Vehicle that can detect radioactive threats among new technology arising from US-Singapore collaboration

From left: Deputy Chief of Mission from the US Embassy in Singapore, Ms Stephanie Syptak-Ramnath, US Department of Homeland Security Under Secretary (Acting) for Science and Technology William Bryan, Home Affairs and Law Minister K. Shanmugam, and Se
From left: Deputy Chief of Mission from the US Embassy in Singapore, Ms Stephanie Syptak-Ramnath, US Department of Homeland Security Under Secretary (Acting) for Science and Technology William Bryan, Home Affairs and Law Minister K. Shanmugam, and Second Minister for Home Affairs Desmond Lee at the opening of the Home Team science and technology exhibition and conference for homeland security. ST PHOTO: SEOW BEI YI

SINGAPORE - Radioactive threats can be displayed on a "real time street view" as this truck moves around the island.

It is the prototype of a radiological multisensor analysis platform system - that Singapore worked with the United States Department of Homeland Security (DHS) to develop last year.

This is one of many successful collaborations between the Home Team and US DHS, said Home Affairs and Law Minister K. Shanmugam on Monday (July 10).

He was speaking at the opening of the Home Team science and technology exhibition and conference for homeland security at the Home Team Academy.

This also marks 10 years of cooperation with the US DHS, which has shared its expertise, collaborated in trials, and co-developed capabilities with Singapore.

These technologies are used to protect borders, infrastructure, helping to detect chemical, biological, radiological, nuclear, and explosive (CBRNE) threats, he said.

Besides the vehicle with sensors and 3D-mapping technology, the authorities also tested the radiological analysis system at land and sea checkpoints.

"The system was able to screen passenger vehicles, cargo containers, and conduct searches for threats in urban areas," said Mr Shanmugam.

He added: "It has, in our view, the potential to become an incredibly valuable tool to counter nuclear smuggling and terrorism."

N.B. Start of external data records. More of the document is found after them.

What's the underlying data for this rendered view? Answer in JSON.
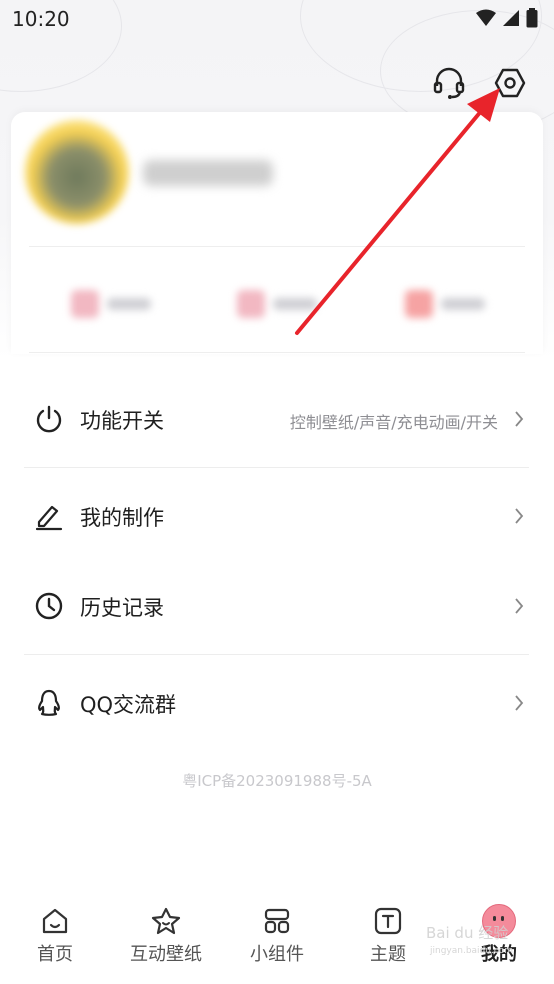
{
  "status_bar": {
    "time": "10:20"
  },
  "header": {
    "support_icon": "headset-icon",
    "settings_icon": "settings-hexagon-icon"
  },
  "menu": {
    "items": [
      {
        "label": "功能开关",
        "desc": "控制壁纸/声音/充电动画/开关",
        "icon": "power-icon"
      },
      {
        "label": "我的制作",
        "desc": "",
        "icon": "edit-pen-icon"
      },
      {
        "label": "历史记录",
        "desc": "",
        "icon": "clock-icon"
      },
      {
        "label": "QQ交流群",
        "desc": "",
        "icon": "qq-penguin-icon"
      }
    ]
  },
  "footer": {
    "icp": "粤ICP备2023091988号-5A"
  },
  "tabbar": {
    "tabs": [
      {
        "label": "首页",
        "icon": "home-icon"
      },
      {
        "label": "互动壁纸",
        "icon": "star-icon"
      },
      {
        "label": "小组件",
        "icon": "widget-grid-icon"
      },
      {
        "label": "主题",
        "icon": "theme-t-icon"
      },
      {
        "label": "我的",
        "icon": "pig-face-icon",
        "active": true
      }
    ]
  },
  "watermark": {
    "text": "Bai du 经验",
    "sub": "jingyan.baidu.com"
  },
  "colors": {
    "annotation_arrow": "#e8242b",
    "accent_pink": "#f48b9b",
    "muted_text": "#8e8e93"
  }
}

Other capabilities which have since been rolled out in Singapore include a sentinel puffer portal - now deployed at all land and sea checkpoints.

This is a walk-through system that releases puffs of air, dislodging particles on clothing and human bodies, to help detect trace amounts of explosives and narcotics.

Besides needing less manpower, it is less intrusive to travellers, and is effective in detecting even very small amounts, said Mr Shanmugam.

The Immigration and Checkpoints Authority first deployed these portals in 2012, and suspects are singled out for such checks.

Science and technology can heighten the Home Team's efficiency, said Mr Shanmugam.

One example is the Home Team Laboratory Network, a series of labs at checkpoints here.

They help to detect an "entire spectrum of CBRNE threats", and conduct quick investigations through forensic methods, he added.

Besides enabling Singapore to respond decisively in the event of a terrorist attack, the network can also analyse a range of narcotics, including New Psychoactive Substances, strengthening the country's fight against drugs.

Another example is the Automated Biometric and Behavioural Screening Suite (ABBSS), a customised video analytics system.

The system can conduct real-time facial recognition and search recorded footage on factors such as colour, number plate, shape, and speed of a moving object.

Used at the Woodlands Checkpoint, it has helped to "identify many blacklisted travellers", said Mr Shanmugam.

The laboratory network and ABBSS are among winning projects at the Home Team Science and Technology Excellence Awards, introduced this year.